According to the flyers, here is what you should bring to New Haven Bike Polo: 1) a bike. 2) a helmet. 3) a mallet (if you have one). 4) a good attitude.
That’s all you need. But if you have them, also useful are: 1) tattoos. 2) vegan baking skills. 3) past membership in a punk or metal band.
You won’t find polo shirts.
When you show up at the AT&T parking lot, you’ll be offered a mallet — a ski pole fitted at its base with a length of PVC pipe and taped up with colored stripes by Dude (not “the Dude,” just Dude). The mallets are constructed by Scott Rivera, who founded the current iteration of New Haven Bike Polo this past August. Next, Scott will give you a roller hockey ball so that you can practice before the game starts.
The rules of bike polo are simple. Two sets of orange cones, spaced the width of a bike, make a goal at each end of the parking lot. Teams — two, three, four people, depending on how many players show up — start at their own goal and the ball is set in the middle, where Rivera has taped an X on the asphalt. Someone yells, “3-2-1-POLO!” and the teams charge forth towards each other trying to pass and dribble the ball towards the opposite goal. You can use either side of the mallet to play, but must use the small side to score. Contact is discouraged, but between like things (bike to bike; mallet to mallet) it’s accepted. You cannot put your feet down. Bikes sometimes collide and people sometimes fall, but not so often as a cautious outsider might expect. As Anthony Acock, one early New Haven Bike Polo player, said, “it never stops being an awkward game.”
Rivera is tall, has dark hair and wears hoodies, skinny jeans, and purple Converse sneakers. He rides a white fixed-gear bike with black handlebars and at polo he is always friendly. He came to New Haven from his hometown of Albuquerque last year so that his wife, Amy Coplen FES ’12, could attend the Yale School of Forestry and Environmental Studies. When not playing bike polo, Rivera works for Whole-G Bread and bakes at Book Trader Café twice a week.
Rivera didn’t play bike polo in New Mexico, but after following the blog of Albuquerque players, he decided to get it going in New Haven this summer. Its early players included friends of the couple — other FES students, Book Trader employees and their spouses. But helped along by Rivera’s black-and-white flyers featuring a silhouetted polo player surrounded by stars, word got out, and Rivera and his friends were joined by others.
Some of the newcomers turned out to be holdouts from an older — and rougher — episode of New Haven Bike Polo’s past. In September, Acock, a graphic designer and vegan baker who rides a black fixed-gear covered in stickers and spoke cards, and who has a fully tattooed right arm, appeared on the lot. He already had a mallet — made not of a ski pole but from a wooden dowel spray-painted black — and was well more maneuverable on the polo court than anyone else. After the games, he slipped references to how polo in New Haven used to be, before everyone involved got old, moved away, or “quit riding bikes” (“how do you quit riding bikes?” replied Rivera). He lauded Rivera for picking the same parking lot where polo used to be played, talked about the “Saturday Night Bike Fights” of yore, and started bringing friends from the old scene. Two of his friends came on BMX bikes one day, and joined the match at the very end, zooming in circles around everyone else like the seekers in a Quidditch match. Marty, a Devil’s Gear Bike Shop employee, started coming after the shop closed for the day. After games the group usually hangs around to talk, sometimes about vegan cupcakes or local music landmarks, but mostly about fixing up bikes.

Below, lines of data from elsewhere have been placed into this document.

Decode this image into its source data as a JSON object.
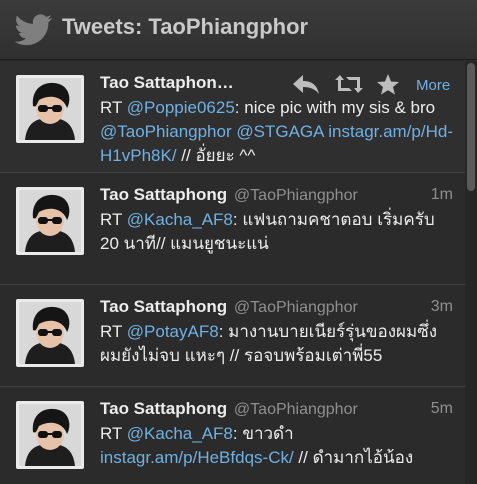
{
  "header": {
    "title": "Tweets: TaoPhiangphor",
    "logo_icon": "twitter-bird-icon"
  },
  "colors": {
    "background": "#2b2b2b",
    "link": "#6fb1e3",
    "muted": "#8f8f8f"
  },
  "tweets": [
    {
      "name": "Tao Sattaphon…",
      "handle": "",
      "time": "",
      "rt": "RT ",
      "mention1": "@Poppie0625",
      "text1": ": nice pic with my sis & bro ",
      "mention2": "@TaoPhiangphor",
      "text2": " ",
      "mention3": "@STGAGA",
      "text3": " ",
      "link": "instagr.am/p/Hd-H1vPh8K/",
      "text4": " // อั่ยยะ ^^",
      "actions": {
        "reply_icon": "reply-icon",
        "retweet_icon": "retweet-icon",
        "favorite_icon": "star-icon",
        "more_label": "More"
      }
    },
    {
      "name": "Tao Sattaphong",
      "handle": "@TaoPhiangphor",
      "time": "1m",
      "rt": "RT ",
      "mention1": "@Kacha_AF8",
      "text1": ": แฟนถามคชาตอบ เริ่มครับ 20 นาที// แมนยูชนะแน่"
    },
    {
      "name": "Tao Sattaphong",
      "handle": "@TaoPhiangphor",
      "time": "3m",
      "rt": "RT ",
      "mention1": "@PotayAF8",
      "text1": ": มางานบายเนียร์รุ่นของผมซึ่งผมยังไม่จบ แหะๆ // รอจบพร้อมเต่าพี่55"
    },
    {
      "name": "Tao Sattaphong",
      "handle": "@TaoPhiangphor",
      "time": "5m",
      "rt": "RT ",
      "mention1": "@Kacha_AF8",
      "text1": ": ขาวดำ ",
      "link": "instagr.am/p/HeBfdqs-Ck/",
      "text2": " // ดำมากไอ้น้อง"
    }
  ]
}
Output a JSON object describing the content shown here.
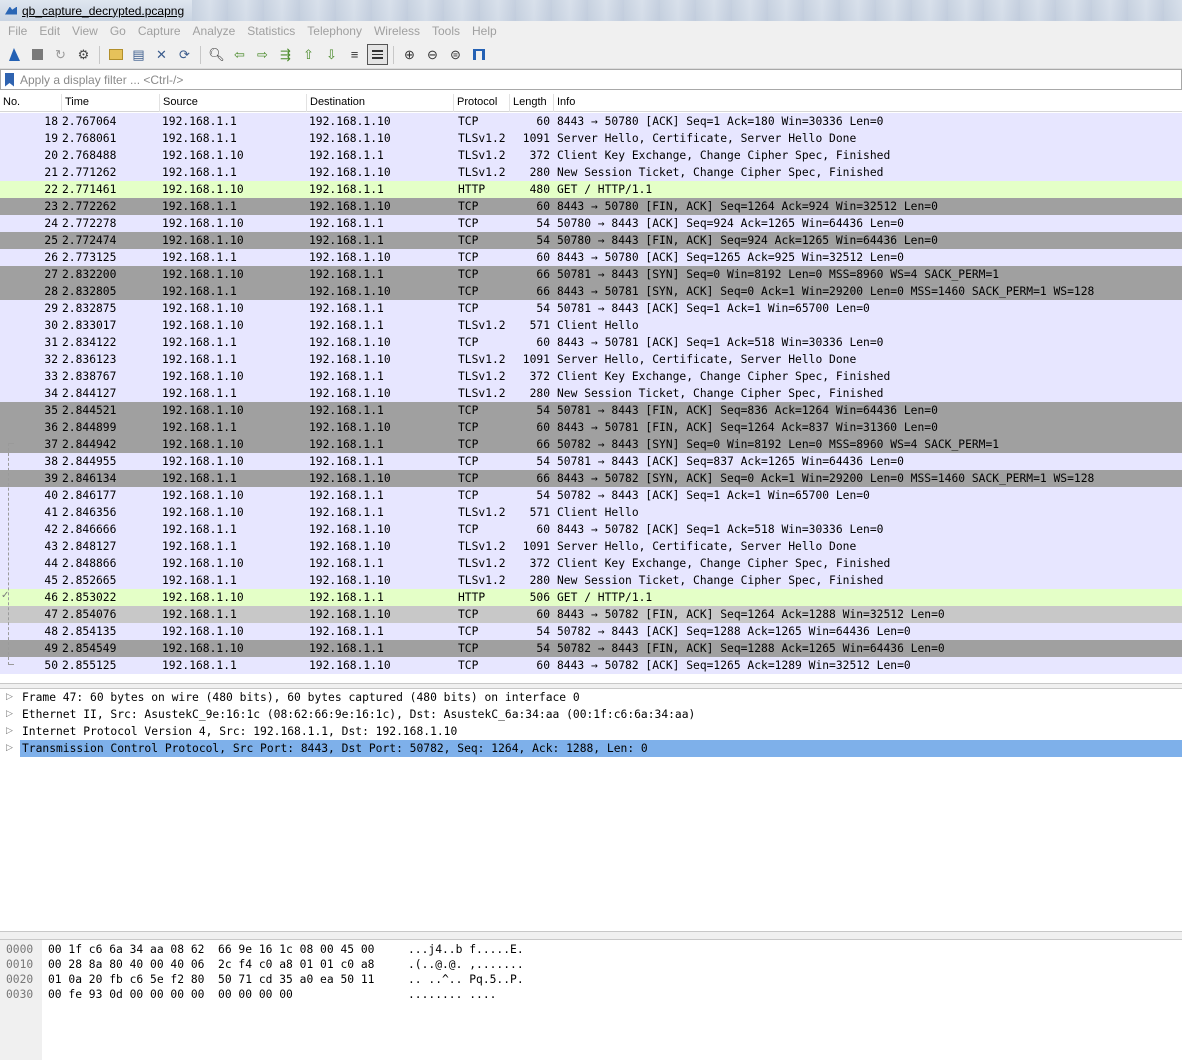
{
  "window": {
    "title": "qb_capture_decrypted.pcapng"
  },
  "menu": [
    "File",
    "Edit",
    "View",
    "Go",
    "Capture",
    "Analyze",
    "Statistics",
    "Telephony",
    "Wireless",
    "Tools",
    "Help"
  ],
  "toolbar": {
    "icons": [
      "start-capture-icon",
      "stop-capture-icon",
      "restart-capture-icon",
      "capture-options-icon",
      "open-file-icon",
      "save-file-icon",
      "close-file-icon",
      "reload-file-icon",
      "find-packet-icon",
      "go-back-icon",
      "go-forward-icon",
      "go-to-packet-icon",
      "go-first-icon",
      "go-last-icon",
      "autoscroll-icon",
      "colorize-icon",
      "zoom-in-icon",
      "zoom-out-icon",
      "normal-size-icon",
      "resize-columns-icon"
    ]
  },
  "filter": {
    "placeholder": "Apply a display filter ... <Ctrl-/>"
  },
  "columns": {
    "no": "No.",
    "time": "Time",
    "source": "Source",
    "destination": "Destination",
    "protocol": "Protocol",
    "length": "Length",
    "info": "Info"
  },
  "packets": [
    {
      "no": "18",
      "time": "2.767064",
      "src": "192.168.1.1",
      "dst": "192.168.1.10",
      "proto": "TCP",
      "len": "60",
      "info": "8443 → 50780 [ACK] Seq=1 Ack=180 Win=30336 Len=0",
      "color": "tcp"
    },
    {
      "no": "19",
      "time": "2.768061",
      "src": "192.168.1.1",
      "dst": "192.168.1.10",
      "proto": "TLSv1.2",
      "len": "1091",
      "info": "Server Hello, Certificate, Server Hello Done",
      "color": "tcp"
    },
    {
      "no": "20",
      "time": "2.768488",
      "src": "192.168.1.10",
      "dst": "192.168.1.1",
      "proto": "TLSv1.2",
      "len": "372",
      "info": "Client Key Exchange, Change Cipher Spec, Finished",
      "color": "tcp"
    },
    {
      "no": "21",
      "time": "2.771262",
      "src": "192.168.1.1",
      "dst": "192.168.1.10",
      "proto": "TLSv1.2",
      "len": "280",
      "info": "New Session Ticket, Change Cipher Spec, Finished",
      "color": "tcp"
    },
    {
      "no": "22",
      "time": "2.771461",
      "src": "192.168.1.10",
      "dst": "192.168.1.1",
      "proto": "HTTP",
      "len": "480",
      "info": "GET / HTTP/1.1",
      "color": "http"
    },
    {
      "no": "23",
      "time": "2.772262",
      "src": "192.168.1.1",
      "dst": "192.168.1.10",
      "proto": "TCP",
      "len": "60",
      "info": "8443 → 50780 [FIN, ACK] Seq=1264 Ack=924 Win=32512 Len=0",
      "color": "bad"
    },
    {
      "no": "24",
      "time": "2.772278",
      "src": "192.168.1.10",
      "dst": "192.168.1.1",
      "proto": "TCP",
      "len": "54",
      "info": "50780 → 8443 [ACK] Seq=924 Ack=1265 Win=64436 Len=0",
      "color": "tcp"
    },
    {
      "no": "25",
      "time": "2.772474",
      "src": "192.168.1.10",
      "dst": "192.168.1.1",
      "proto": "TCP",
      "len": "54",
      "info": "50780 → 8443 [FIN, ACK] Seq=924 Ack=1265 Win=64436 Len=0",
      "color": "bad"
    },
    {
      "no": "26",
      "time": "2.773125",
      "src": "192.168.1.1",
      "dst": "192.168.1.10",
      "proto": "TCP",
      "len": "60",
      "info": "8443 → 50780 [ACK] Seq=1265 Ack=925 Win=32512 Len=0",
      "color": "tcp"
    },
    {
      "no": "27",
      "time": "2.832200",
      "src": "192.168.1.10",
      "dst": "192.168.1.1",
      "proto": "TCP",
      "len": "66",
      "info": "50781 → 8443 [SYN] Seq=0 Win=8192 Len=0 MSS=8960 WS=4 SACK_PERM=1",
      "color": "bad"
    },
    {
      "no": "28",
      "time": "2.832805",
      "src": "192.168.1.1",
      "dst": "192.168.1.10",
      "proto": "TCP",
      "len": "66",
      "info": "8443 → 50781 [SYN, ACK] Seq=0 Ack=1 Win=29200 Len=0 MSS=1460 SACK_PERM=1 WS=128",
      "color": "bad"
    },
    {
      "no": "29",
      "time": "2.832875",
      "src": "192.168.1.10",
      "dst": "192.168.1.1",
      "proto": "TCP",
      "len": "54",
      "info": "50781 → 8443 [ACK] Seq=1 Ack=1 Win=65700 Len=0",
      "color": "tcp"
    },
    {
      "no": "30",
      "time": "2.833017",
      "src": "192.168.1.10",
      "dst": "192.168.1.1",
      "proto": "TLSv1.2",
      "len": "571",
      "info": "Client Hello",
      "color": "tcp"
    },
    {
      "no": "31",
      "time": "2.834122",
      "src": "192.168.1.1",
      "dst": "192.168.1.10",
      "proto": "TCP",
      "len": "60",
      "info": "8443 → 50781 [ACK] Seq=1 Ack=518 Win=30336 Len=0",
      "color": "tcp"
    },
    {
      "no": "32",
      "time": "2.836123",
      "src": "192.168.1.1",
      "dst": "192.168.1.10",
      "proto": "TLSv1.2",
      "len": "1091",
      "info": "Server Hello, Certificate, Server Hello Done",
      "color": "tcp"
    },
    {
      "no": "33",
      "time": "2.838767",
      "src": "192.168.1.10",
      "dst": "192.168.1.1",
      "proto": "TLSv1.2",
      "len": "372",
      "info": "Client Key Exchange, Change Cipher Spec, Finished",
      "color": "tcp"
    },
    {
      "no": "34",
      "time": "2.844127",
      "src": "192.168.1.1",
      "dst": "192.168.1.10",
      "proto": "TLSv1.2",
      "len": "280",
      "info": "New Session Ticket, Change Cipher Spec, Finished",
      "color": "tcp"
    },
    {
      "no": "35",
      "time": "2.844521",
      "src": "192.168.1.10",
      "dst": "192.168.1.1",
      "proto": "TCP",
      "len": "54",
      "info": "50781 → 8443 [FIN, ACK] Seq=836 Ack=1264 Win=64436 Len=0",
      "color": "bad"
    },
    {
      "no": "36",
      "time": "2.844899",
      "src": "192.168.1.1",
      "dst": "192.168.1.10",
      "proto": "TCP",
      "len": "60",
      "info": "8443 → 50781 [FIN, ACK] Seq=1264 Ack=837 Win=31360 Len=0",
      "color": "bad"
    },
    {
      "no": "37",
      "time": "2.844942",
      "src": "192.168.1.10",
      "dst": "192.168.1.1",
      "proto": "TCP",
      "len": "66",
      "info": "50782 → 8443 [SYN] Seq=0 Win=8192 Len=0 MSS=8960 WS=4 SACK_PERM=1",
      "color": "bad"
    },
    {
      "no": "38",
      "time": "2.844955",
      "src": "192.168.1.10",
      "dst": "192.168.1.1",
      "proto": "TCP",
      "len": "54",
      "info": "50781 → 8443 [ACK] Seq=837 Ack=1265 Win=64436 Len=0",
      "color": "tcp"
    },
    {
      "no": "39",
      "time": "2.846134",
      "src": "192.168.1.1",
      "dst": "192.168.1.10",
      "proto": "TCP",
      "len": "66",
      "info": "8443 → 50782 [SYN, ACK] Seq=0 Ack=1 Win=29200 Len=0 MSS=1460 SACK_PERM=1 WS=128",
      "color": "bad"
    },
    {
      "no": "40",
      "time": "2.846177",
      "src": "192.168.1.10",
      "dst": "192.168.1.1",
      "proto": "TCP",
      "len": "54",
      "info": "50782 → 8443 [ACK] Seq=1 Ack=1 Win=65700 Len=0",
      "color": "tcp"
    },
    {
      "no": "41",
      "time": "2.846356",
      "src": "192.168.1.10",
      "dst": "192.168.1.1",
      "proto": "TLSv1.2",
      "len": "571",
      "info": "Client Hello",
      "color": "tcp"
    },
    {
      "no": "42",
      "time": "2.846666",
      "src": "192.168.1.1",
      "dst": "192.168.1.10",
      "proto": "TCP",
      "len": "60",
      "info": "8443 → 50782 [ACK] Seq=1 Ack=518 Win=30336 Len=0",
      "color": "tcp"
    },
    {
      "no": "43",
      "time": "2.848127",
      "src": "192.168.1.1",
      "dst": "192.168.1.10",
      "proto": "TLSv1.2",
      "len": "1091",
      "info": "Server Hello, Certificate, Server Hello Done",
      "color": "tcp"
    },
    {
      "no": "44",
      "time": "2.848866",
      "src": "192.168.1.10",
      "dst": "192.168.1.1",
      "proto": "TLSv1.2",
      "len": "372",
      "info": "Client Key Exchange, Change Cipher Spec, Finished",
      "color": "tcp"
    },
    {
      "no": "45",
      "time": "2.852665",
      "src": "192.168.1.1",
      "dst": "192.168.1.10",
      "proto": "TLSv1.2",
      "len": "280",
      "info": "New Session Ticket, Change Cipher Spec, Finished",
      "color": "tcp"
    },
    {
      "no": "46",
      "time": "2.853022",
      "src": "192.168.1.10",
      "dst": "192.168.1.1",
      "proto": "HTTP",
      "len": "506",
      "info": "GET / HTTP/1.1",
      "color": "http"
    },
    {
      "no": "47",
      "time": "2.854076",
      "src": "192.168.1.1",
      "dst": "192.168.1.10",
      "proto": "TCP",
      "len": "60",
      "info": "8443 → 50782 [FIN, ACK] Seq=1264 Ack=1288 Win=32512 Len=0",
      "color": "sel"
    },
    {
      "no": "48",
      "time": "2.854135",
      "src": "192.168.1.10",
      "dst": "192.168.1.1",
      "proto": "TCP",
      "len": "54",
      "info": "50782 → 8443 [ACK] Seq=1288 Ack=1265 Win=64436 Len=0",
      "color": "tcp"
    },
    {
      "no": "49",
      "time": "2.854549",
      "src": "192.168.1.10",
      "dst": "192.168.1.1",
      "proto": "TCP",
      "len": "54",
      "info": "50782 → 8443 [FIN, ACK] Seq=1288 Ack=1265 Win=64436 Len=0",
      "color": "bad"
    },
    {
      "no": "50",
      "time": "2.855125",
      "src": "192.168.1.1",
      "dst": "192.168.1.10",
      "proto": "TCP",
      "len": "60",
      "info": "8443 → 50782 [ACK] Seq=1265 Ack=1289 Win=32512 Len=0",
      "color": "tcp"
    }
  ],
  "details": [
    {
      "text": "Frame 47: 60 bytes on wire (480 bits), 60 bytes captured (480 bits) on interface 0",
      "selected": false
    },
    {
      "text": "Ethernet II, Src: AsustekC_9e:16:1c (08:62:66:9e:16:1c), Dst: AsustekC_6a:34:aa (00:1f:c6:6a:34:aa)",
      "selected": false
    },
    {
      "text": "Internet Protocol Version 4, Src: 192.168.1.1, Dst: 192.168.1.10",
      "selected": false
    },
    {
      "text": "Transmission Control Protocol, Src Port: 8443, Dst Port: 50782, Seq: 1264, Ack: 1288, Len: 0",
      "selected": true
    }
  ],
  "bytes": [
    {
      "offset": "0000",
      "hex": "00 1f c6 6a 34 aa 08 62  66 9e 16 1c 08 00 45 00",
      "ascii": "...j4..b f.....E."
    },
    {
      "offset": "0010",
      "hex": "00 28 8a 80 40 00 40 06  2c f4 c0 a8 01 01 c0 a8",
      "ascii": ".(..@.@. ,......."
    },
    {
      "offset": "0020",
      "hex": "01 0a 20 fb c6 5e f2 80  50 71 cd 35 a0 ea 50 11",
      "ascii": ".. ..^.. Pq.5..P."
    },
    {
      "offset": "0030",
      "hex": "00 fe 93 0d 00 00 00 00  00 00 00 00",
      "ascii": "........ ...."
    }
  ],
  "colors": {
    "tcp": "#e7e6ff",
    "http": "#e4ffc7",
    "bad": "#a0a0a0",
    "selected_row": "#c8c8c8",
    "selected_detail": "#7eb0ea"
  }
}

In the fall when leaves fell, Dude used a leaf-blower to clean the court; when snow fell in winter there were jokes to be made about “snow-lo” and a lot of sliding on curbside ice to wrangle the ball back into play. Daylight savings time in October meant that polo’s hours were suddenly dark, but Dude charged a glow-in-the-dark roller hockey ball with his headlights. Combined with the lights overhead, the game rolled on. When the weather gets warmer, Rivera hopes to play more than once a week; Dude wants to make t-shirts to look extra official; there is always talk of matches against players from other cities.
On account of my enthusiastic attendance, Dude presented me this winter with my very own polo mallet. Instead of the communal ski poles, I now get to swing a wooden mallet with a design of purple, black and yellow stripes. And though I have a trophy shelf of Directed Studies tomes and a couple well-designed t-shirts from my summer on the Yale Farm, I have to think that when I leave New Haven, it might be my best token to remember this eccentric city.
New Haven Bike Polo plays every Sunday from three to five at the AT&T parking lot at the corner of Audubon and Orange streets. You can learn more and stay in the loop at facebook.com/newhavenbikepolo, where it reminds you, polo is “free, fun, and casual!”